“I never stepped back. I always felt caught right in the middle of the hurricane — in the best sense of the word to the most terrifying — from 2001, when everyone said everything changed.”
Pulitzer Prize-winning art critic Jerry Saltz joins the show to celebrate his new collection, ART IS LIFE: Icons and Iconoclasts, Visionaries and Vigilantes, and Flashes of Hope in the Night (Riverhead Books). We get into the ways his book chronicles tumultuous transformations in the art world in the 21st century, his late start (almost 40) as an art critic and how his lack of art history training affects his writing, the works of art that inspired his writing, and the transcendent joy of Jeff Koons’ 43-foot-tall topiary puppy. We also talk about how a critic can try to avoid the sclerosis they’re all liable to suffer, why he’s the least reliable critic of Matthew Barney, why he thinks some critics are holding back on negative reviews, what it’s like to attend 25-30 gallery shows a week (with his wife, the great NYT art critic Roberta Smith) and what it meant when pandemic lockdown hit. And we discuss his 35-year friendship with the late Peter Schjeldahl, his attempt at getting up to speed on classic books, his disdain for cynics and ‘knowers’, the artists he missed the boat on, and how art saved his life. Give it a listen! And go read ART IS LIFE (& Jerry’s first book, HOW TO BE AN ARTIST!
“As soon as women and people of color showed up, we pronounced, ‘The author is dead, the artist is dead, the novel is dead, painting is dead,’ like, ‘Sorry, that shop is now closed’.”
“To create is to evolve. To stop creating is to start evolving. Not to progress, but simply in terms of being human.”
“If there’s an artist you don’t get, then keep looking. You’ll see if there’s anything for you there, and if you can dig it up you can talk about what it is to you.”

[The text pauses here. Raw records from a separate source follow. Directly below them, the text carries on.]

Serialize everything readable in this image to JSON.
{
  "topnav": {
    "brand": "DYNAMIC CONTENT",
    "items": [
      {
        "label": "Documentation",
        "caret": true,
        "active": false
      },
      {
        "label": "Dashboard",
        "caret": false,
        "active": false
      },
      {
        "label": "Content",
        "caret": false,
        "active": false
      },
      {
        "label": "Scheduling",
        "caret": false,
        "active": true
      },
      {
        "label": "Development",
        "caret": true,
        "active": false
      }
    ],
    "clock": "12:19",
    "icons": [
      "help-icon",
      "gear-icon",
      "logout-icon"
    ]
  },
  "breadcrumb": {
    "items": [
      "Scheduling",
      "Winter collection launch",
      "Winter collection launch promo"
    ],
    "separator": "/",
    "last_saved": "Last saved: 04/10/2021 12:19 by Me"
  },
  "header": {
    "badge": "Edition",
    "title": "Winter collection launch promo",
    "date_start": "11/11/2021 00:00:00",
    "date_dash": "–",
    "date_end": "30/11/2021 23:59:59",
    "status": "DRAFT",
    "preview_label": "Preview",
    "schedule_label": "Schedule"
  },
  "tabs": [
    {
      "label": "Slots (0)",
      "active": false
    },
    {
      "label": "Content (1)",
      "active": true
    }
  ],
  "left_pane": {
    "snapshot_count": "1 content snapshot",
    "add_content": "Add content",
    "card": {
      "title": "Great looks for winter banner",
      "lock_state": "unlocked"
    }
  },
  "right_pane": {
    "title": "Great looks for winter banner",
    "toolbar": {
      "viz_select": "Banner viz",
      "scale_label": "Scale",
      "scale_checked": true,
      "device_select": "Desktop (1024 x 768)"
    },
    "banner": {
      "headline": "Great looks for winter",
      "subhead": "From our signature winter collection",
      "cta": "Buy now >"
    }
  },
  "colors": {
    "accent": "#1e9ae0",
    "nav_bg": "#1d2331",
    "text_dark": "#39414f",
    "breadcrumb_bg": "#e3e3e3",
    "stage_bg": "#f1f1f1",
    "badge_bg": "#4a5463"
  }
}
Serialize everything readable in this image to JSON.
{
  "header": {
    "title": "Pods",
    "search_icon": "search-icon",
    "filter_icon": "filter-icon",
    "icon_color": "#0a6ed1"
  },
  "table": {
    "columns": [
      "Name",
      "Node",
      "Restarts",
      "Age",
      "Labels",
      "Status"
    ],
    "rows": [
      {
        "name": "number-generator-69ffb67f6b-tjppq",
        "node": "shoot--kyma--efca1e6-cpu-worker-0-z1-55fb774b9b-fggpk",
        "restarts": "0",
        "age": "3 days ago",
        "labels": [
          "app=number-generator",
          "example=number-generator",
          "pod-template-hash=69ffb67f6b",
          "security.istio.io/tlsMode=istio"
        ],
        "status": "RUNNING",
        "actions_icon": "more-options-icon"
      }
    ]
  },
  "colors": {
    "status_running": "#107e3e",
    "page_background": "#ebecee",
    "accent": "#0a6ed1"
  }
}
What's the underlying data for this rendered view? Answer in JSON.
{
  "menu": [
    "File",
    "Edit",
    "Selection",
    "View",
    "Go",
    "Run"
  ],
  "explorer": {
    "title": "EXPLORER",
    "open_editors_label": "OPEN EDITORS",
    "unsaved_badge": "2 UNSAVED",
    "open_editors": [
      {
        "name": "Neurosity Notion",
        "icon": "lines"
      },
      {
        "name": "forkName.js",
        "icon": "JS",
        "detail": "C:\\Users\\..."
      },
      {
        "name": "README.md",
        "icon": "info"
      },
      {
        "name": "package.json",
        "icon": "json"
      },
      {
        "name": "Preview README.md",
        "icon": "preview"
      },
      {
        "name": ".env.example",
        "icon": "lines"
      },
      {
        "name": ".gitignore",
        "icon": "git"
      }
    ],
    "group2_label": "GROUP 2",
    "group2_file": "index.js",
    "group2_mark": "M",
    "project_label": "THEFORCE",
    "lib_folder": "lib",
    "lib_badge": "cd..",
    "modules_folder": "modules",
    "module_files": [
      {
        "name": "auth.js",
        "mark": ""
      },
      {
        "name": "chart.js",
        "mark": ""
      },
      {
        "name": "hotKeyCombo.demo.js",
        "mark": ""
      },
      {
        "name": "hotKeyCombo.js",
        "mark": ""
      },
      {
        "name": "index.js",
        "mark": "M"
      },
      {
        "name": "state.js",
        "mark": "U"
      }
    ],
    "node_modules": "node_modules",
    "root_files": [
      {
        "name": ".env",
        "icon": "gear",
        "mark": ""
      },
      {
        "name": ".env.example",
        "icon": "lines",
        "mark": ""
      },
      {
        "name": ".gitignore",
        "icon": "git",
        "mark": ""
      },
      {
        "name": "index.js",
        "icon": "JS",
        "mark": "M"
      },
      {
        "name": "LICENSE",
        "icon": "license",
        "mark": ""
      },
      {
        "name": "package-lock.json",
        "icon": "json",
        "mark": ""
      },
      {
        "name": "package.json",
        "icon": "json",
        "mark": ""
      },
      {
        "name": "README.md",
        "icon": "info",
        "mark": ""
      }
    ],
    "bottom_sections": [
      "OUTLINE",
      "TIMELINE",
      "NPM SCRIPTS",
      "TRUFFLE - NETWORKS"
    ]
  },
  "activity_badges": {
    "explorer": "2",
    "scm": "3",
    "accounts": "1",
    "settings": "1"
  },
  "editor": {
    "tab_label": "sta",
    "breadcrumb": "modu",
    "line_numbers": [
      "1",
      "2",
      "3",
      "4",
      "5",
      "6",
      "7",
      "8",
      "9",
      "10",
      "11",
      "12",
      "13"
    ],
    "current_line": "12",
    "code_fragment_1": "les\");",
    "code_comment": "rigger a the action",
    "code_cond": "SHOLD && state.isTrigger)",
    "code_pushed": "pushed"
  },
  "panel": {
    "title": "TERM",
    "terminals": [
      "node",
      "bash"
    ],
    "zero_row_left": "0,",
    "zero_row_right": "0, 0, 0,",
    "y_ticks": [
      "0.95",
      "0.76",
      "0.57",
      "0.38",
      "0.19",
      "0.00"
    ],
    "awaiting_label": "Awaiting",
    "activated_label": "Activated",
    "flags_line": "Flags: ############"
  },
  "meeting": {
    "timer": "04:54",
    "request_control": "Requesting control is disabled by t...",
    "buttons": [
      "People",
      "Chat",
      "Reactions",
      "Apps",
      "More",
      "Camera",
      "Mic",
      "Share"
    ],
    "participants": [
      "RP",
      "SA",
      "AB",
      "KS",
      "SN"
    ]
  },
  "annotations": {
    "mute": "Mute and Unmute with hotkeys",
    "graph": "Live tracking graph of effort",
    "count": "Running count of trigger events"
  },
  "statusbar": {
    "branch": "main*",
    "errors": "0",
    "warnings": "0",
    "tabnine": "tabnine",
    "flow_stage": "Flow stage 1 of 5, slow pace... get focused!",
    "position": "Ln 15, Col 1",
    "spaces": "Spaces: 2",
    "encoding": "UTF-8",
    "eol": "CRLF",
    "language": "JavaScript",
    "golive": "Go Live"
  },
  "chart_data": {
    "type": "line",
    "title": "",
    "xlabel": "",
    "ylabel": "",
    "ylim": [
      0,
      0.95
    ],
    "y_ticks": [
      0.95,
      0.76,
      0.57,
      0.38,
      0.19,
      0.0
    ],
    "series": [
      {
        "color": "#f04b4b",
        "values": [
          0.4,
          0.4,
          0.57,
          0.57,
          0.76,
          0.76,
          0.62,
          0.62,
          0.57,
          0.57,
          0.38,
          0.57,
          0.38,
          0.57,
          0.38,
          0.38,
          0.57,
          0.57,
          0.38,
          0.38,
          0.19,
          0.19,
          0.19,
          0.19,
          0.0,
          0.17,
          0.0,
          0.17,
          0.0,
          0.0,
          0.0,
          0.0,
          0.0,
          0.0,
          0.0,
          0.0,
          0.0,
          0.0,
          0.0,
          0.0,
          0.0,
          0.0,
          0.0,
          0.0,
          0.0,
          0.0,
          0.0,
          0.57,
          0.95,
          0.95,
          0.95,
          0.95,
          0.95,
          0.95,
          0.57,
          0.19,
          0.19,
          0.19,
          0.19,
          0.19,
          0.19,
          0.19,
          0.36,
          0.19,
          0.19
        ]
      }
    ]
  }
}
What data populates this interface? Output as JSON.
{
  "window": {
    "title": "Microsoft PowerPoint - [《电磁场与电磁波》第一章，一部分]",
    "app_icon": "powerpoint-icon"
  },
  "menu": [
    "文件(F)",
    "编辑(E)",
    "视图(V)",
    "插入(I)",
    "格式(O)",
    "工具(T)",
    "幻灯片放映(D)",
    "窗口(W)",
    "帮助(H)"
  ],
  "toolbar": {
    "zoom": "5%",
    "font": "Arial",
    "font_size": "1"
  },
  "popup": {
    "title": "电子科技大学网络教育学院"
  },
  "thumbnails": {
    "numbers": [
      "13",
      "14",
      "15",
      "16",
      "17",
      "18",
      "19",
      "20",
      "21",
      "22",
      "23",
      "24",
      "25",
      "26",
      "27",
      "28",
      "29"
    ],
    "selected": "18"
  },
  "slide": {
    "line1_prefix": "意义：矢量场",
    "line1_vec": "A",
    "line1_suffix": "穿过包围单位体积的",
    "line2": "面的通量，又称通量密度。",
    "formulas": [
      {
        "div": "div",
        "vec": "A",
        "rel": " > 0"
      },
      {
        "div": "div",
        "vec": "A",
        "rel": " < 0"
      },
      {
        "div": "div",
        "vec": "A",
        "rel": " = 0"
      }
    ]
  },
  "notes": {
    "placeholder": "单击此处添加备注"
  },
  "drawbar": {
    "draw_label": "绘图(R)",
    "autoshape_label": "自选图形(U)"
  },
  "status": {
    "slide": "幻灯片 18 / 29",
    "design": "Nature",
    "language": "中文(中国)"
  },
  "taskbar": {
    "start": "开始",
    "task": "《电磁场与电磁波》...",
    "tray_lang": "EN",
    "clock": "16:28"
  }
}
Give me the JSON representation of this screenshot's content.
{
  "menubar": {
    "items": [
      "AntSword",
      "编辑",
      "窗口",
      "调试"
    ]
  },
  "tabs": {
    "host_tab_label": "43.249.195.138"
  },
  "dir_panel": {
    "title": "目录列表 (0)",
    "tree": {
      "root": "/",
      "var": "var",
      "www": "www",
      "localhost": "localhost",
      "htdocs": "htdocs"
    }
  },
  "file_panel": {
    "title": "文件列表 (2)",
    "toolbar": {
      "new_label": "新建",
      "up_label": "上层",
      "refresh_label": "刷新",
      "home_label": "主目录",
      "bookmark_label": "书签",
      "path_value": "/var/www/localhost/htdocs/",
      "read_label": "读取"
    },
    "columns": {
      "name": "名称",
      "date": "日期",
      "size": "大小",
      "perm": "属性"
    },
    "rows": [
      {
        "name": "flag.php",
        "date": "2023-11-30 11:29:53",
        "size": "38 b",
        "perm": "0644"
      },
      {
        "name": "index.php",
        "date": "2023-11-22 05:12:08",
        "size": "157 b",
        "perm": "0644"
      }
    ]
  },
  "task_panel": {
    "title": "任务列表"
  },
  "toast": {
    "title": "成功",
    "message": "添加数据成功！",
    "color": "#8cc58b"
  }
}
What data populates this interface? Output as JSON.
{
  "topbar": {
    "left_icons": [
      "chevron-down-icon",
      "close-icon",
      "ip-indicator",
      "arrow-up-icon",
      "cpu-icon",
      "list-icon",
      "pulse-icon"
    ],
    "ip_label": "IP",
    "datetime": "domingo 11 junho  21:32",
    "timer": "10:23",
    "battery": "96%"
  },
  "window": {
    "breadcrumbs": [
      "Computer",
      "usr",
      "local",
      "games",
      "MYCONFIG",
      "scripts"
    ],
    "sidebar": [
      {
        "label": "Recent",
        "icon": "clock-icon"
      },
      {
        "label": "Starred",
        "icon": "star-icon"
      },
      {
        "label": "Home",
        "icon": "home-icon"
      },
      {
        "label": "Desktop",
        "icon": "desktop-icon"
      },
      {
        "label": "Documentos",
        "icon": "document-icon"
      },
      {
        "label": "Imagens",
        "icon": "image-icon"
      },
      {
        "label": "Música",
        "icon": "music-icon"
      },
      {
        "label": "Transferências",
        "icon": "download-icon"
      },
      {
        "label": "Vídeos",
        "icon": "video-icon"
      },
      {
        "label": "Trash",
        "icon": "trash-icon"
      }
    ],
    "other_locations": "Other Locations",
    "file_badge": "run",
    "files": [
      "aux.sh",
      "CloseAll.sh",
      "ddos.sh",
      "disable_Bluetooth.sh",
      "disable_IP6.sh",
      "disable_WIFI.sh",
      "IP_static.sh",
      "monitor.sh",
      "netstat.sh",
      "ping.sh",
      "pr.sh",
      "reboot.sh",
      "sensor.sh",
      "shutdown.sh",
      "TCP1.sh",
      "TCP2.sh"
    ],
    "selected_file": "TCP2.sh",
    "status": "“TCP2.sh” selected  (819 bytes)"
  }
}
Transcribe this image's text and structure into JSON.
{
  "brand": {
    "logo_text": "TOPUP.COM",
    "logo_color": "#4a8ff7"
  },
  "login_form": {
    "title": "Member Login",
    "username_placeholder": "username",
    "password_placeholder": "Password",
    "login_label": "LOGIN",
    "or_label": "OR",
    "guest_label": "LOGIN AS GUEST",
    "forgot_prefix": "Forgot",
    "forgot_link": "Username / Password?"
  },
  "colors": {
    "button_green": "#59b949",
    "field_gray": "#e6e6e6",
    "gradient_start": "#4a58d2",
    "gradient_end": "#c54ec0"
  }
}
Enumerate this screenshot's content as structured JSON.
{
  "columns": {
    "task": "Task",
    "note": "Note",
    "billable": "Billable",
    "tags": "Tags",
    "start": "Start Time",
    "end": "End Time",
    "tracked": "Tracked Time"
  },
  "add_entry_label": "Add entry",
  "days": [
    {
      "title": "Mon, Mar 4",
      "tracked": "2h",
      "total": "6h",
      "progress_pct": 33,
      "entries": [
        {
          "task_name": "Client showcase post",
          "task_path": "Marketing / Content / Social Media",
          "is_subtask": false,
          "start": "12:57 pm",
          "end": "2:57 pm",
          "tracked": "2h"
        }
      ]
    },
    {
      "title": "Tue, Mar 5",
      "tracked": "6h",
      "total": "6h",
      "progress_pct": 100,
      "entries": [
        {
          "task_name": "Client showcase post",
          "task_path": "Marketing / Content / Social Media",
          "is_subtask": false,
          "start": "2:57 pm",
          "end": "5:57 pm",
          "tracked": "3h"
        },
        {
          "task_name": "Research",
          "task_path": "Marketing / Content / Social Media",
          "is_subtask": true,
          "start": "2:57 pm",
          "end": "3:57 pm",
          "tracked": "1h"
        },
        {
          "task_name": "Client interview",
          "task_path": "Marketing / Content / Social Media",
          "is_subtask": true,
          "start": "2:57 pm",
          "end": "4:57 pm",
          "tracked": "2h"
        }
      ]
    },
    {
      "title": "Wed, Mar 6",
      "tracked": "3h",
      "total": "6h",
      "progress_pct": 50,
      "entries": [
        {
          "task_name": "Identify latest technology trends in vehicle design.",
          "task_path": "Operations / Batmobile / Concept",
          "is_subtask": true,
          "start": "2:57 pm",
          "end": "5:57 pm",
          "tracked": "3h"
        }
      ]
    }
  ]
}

“I think that art criticism is holding back. Every review is positive, and I think being critical is a way of showing art respect.”
About our Guest
Jerry Saltz is the senior art critic at New York magazine and its entertainment site Vulture, and the author of the New York Times bestseller How to Be an Artist. In 2018 he was awarded the Pulitzer Prize for Criticism. A frequent guest lecturer at major universities and museums, he has spoken at Harvard University, the Museum of Modern Art, the Guggenheim Museum, the Whitney Museum of American Art, and many other venues, and has taught at Columbia University, Yale University, the Rhode Island School of Design, the School of the Art Institute of Chicago, and elsewhere. His new book is ART IS LIFE: Icons and Iconoclasts, Visionaries and Vigilantes, and Flashes of Hope in the Night.
Credits: This episode’s music is Fella by Hal Mayforth, used with permission from the artist. The conversation was recorded at Penguin Random House HQ on a pair of Blue enCORE 200 microphones feeding into a Zoom PodTrak P4 digital recorder & interface. I recorded the intro and outro on a Heil PR-40 Dynamic Studio Recording Microphone feeding into a Zoom PodTrak P4. All processing and editing done in Adobe Audition CC. Photo of Jerry by me. It’s on my instagram.